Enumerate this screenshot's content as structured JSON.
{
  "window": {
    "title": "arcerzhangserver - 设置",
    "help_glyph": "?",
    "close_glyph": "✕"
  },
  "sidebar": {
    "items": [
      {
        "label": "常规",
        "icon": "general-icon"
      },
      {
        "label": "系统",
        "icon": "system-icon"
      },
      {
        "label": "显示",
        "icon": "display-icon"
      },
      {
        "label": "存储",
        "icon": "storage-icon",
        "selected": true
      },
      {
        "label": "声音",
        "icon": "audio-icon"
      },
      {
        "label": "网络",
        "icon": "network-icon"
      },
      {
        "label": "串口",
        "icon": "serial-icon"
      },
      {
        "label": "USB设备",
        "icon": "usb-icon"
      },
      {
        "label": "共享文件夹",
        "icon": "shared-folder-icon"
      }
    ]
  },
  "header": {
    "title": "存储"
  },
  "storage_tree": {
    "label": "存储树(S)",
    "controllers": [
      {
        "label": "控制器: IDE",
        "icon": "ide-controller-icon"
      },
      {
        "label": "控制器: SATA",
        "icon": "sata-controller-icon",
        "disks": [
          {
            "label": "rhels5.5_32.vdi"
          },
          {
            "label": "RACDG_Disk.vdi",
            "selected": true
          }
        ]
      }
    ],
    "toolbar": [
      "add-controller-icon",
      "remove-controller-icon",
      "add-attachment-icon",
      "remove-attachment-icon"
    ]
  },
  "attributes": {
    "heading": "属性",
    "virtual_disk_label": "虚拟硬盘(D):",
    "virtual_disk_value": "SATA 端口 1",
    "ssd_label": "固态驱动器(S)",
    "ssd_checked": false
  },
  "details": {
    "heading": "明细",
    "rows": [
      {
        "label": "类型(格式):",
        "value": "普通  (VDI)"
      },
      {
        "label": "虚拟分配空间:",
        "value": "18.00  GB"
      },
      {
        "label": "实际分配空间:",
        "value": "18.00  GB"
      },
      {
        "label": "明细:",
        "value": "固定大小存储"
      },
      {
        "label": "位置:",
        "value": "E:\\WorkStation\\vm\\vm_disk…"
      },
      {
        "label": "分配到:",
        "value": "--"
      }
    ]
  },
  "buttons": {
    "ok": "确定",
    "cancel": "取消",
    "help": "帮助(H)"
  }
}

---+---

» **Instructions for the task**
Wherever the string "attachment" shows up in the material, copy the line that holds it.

» **Answer to this exercise**
      "add-attachment-icon",
      "remove-attachment-icon"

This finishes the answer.